Merchants and sponsors can sign up now. Click here for details; email matthew@westportwestonchamber.com, or call 203-227-9234.

I guess this confirms it: Westport is really going to the dogs.

Dog festival promo

The Real Super Bowl Has Already Been Played

Touch football this morning at Compo:

(Photo/Anne Hardy)

Click on or hover over to enlarge. (Photo/Anne Hardy)

Oh My 06880 — Photo Challenge #58

Once again, “06880” readers prove there is no nook or cranny of Westport they don’t recognize.

Last week’s photo challenge — a stone lion — took us to the furthest corner of town. As 8 of you knew, it’s 1 of 2 statues on Beachside Avenue, a few feet from the Southport line. They stand at the driveway entrance to Mortimer and Mimi Levitt’s home. (To see the photo and all the guesses, click here.)

Congratulations to Robie Spector, Rich Stein, Wendy Cusick, Sandy Soennichsen, Dan Aron, Joyce Barnhart, Seth Braunstein and Bobbie Herman, for knowing all your lions.

What about this week’s challenge?

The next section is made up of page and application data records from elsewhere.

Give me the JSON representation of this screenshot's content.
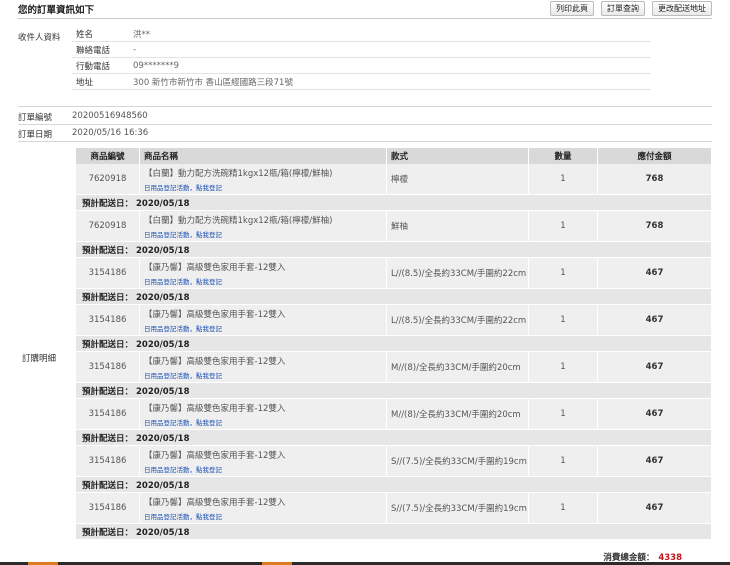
{
  "header": {
    "title": "您的訂單資訊如下",
    "buttons": [
      "列印此頁",
      "訂單查詢",
      "更改配送地址"
    ]
  },
  "recipient": {
    "section_label": "收件人資料",
    "fields": [
      {
        "label": "姓名",
        "value": "洪**"
      },
      {
        "label": "聯絡電話",
        "value": "-"
      },
      {
        "label": "行動電話",
        "value": "09*******9"
      },
      {
        "label": "地址",
        "value": "300 新竹市新竹市 香山區經國路三段71號"
      }
    ]
  },
  "order": {
    "number_label": "訂單編號",
    "number": "20200516948560",
    "date_label": "訂單日期",
    "date": "2020/05/16 16:36"
  },
  "details": {
    "section_label": "訂購明細",
    "columns": [
      "商品編號",
      "商品名稱",
      "款式",
      "數量",
      "應付金額"
    ],
    "event_text": "日用品登記活動，點我登記",
    "ship_label": "預計配送日：",
    "items": [
      {
        "code": "7620918",
        "name": "【白蘭】動力配方洗碗精1kgx12瓶/箱(檸檬/鮮柚)",
        "spec": "檸檬",
        "qty": "1",
        "amount": "768",
        "ship_date": "2020/05/18"
      },
      {
        "code": "7620918",
        "name": "【白蘭】動力配方洗碗精1kgx12瓶/箱(檸檬/鮮柚)",
        "spec": "鮮柚",
        "qty": "1",
        "amount": "768",
        "ship_date": "2020/05/18"
      },
      {
        "code": "3154186",
        "name": "【康乃馨】高級雙色家用手套-12雙入",
        "spec": "L//(8.5)/全長約33CM/手圍約22cm",
        "qty": "1",
        "amount": "467",
        "ship_date": "2020/05/18"
      },
      {
        "code": "3154186",
        "name": "【康乃馨】高級雙色家用手套-12雙入",
        "spec": "L//(8.5)/全長約33CM/手圍約22cm",
        "qty": "1",
        "amount": "467",
        "ship_date": "2020/05/18"
      },
      {
        "code": "3154186",
        "name": "【康乃馨】高級雙色家用手套-12雙入",
        "spec": "M//(8)/全長約33CM/手圍約20cm",
        "qty": "1",
        "amount": "467",
        "ship_date": "2020/05/18"
      },
      {
        "code": "3154186",
        "name": "【康乃馨】高級雙色家用手套-12雙入",
        "spec": "M//(8)/全長約33CM/手圍約20cm",
        "qty": "1",
        "amount": "467",
        "ship_date": "2020/05/18"
      },
      {
        "code": "3154186",
        "name": "【康乃馨】高級雙色家用手套-12雙入",
        "spec": "S//(7.5)/全長約33CM/手圍約19cm",
        "qty": "1",
        "amount": "467",
        "ship_date": "2020/05/18"
      },
      {
        "code": "3154186",
        "name": "【康乃馨】高級雙色家用手套-12雙入",
        "spec": "S//(7.5)/全長約33CM/手圍約19cm",
        "qty": "1",
        "amount": "467",
        "ship_date": "2020/05/18"
      }
    ]
  },
  "total": {
    "label": "消費總金額：",
    "amount": "4338"
  },
  "colors": {
    "total_amount": "#c4161c",
    "event_link": "#1a4fb3",
    "header_row": "#d9d9d9",
    "row_bg": "#efefef"
  }
}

It comes from Johanna Rossi:

Oh My 06880 - February 7, 2016 - Johanna Rossi

If you think you know where you’ve seen this sign, click “Comments” below.

Please keep your comments PG-rated.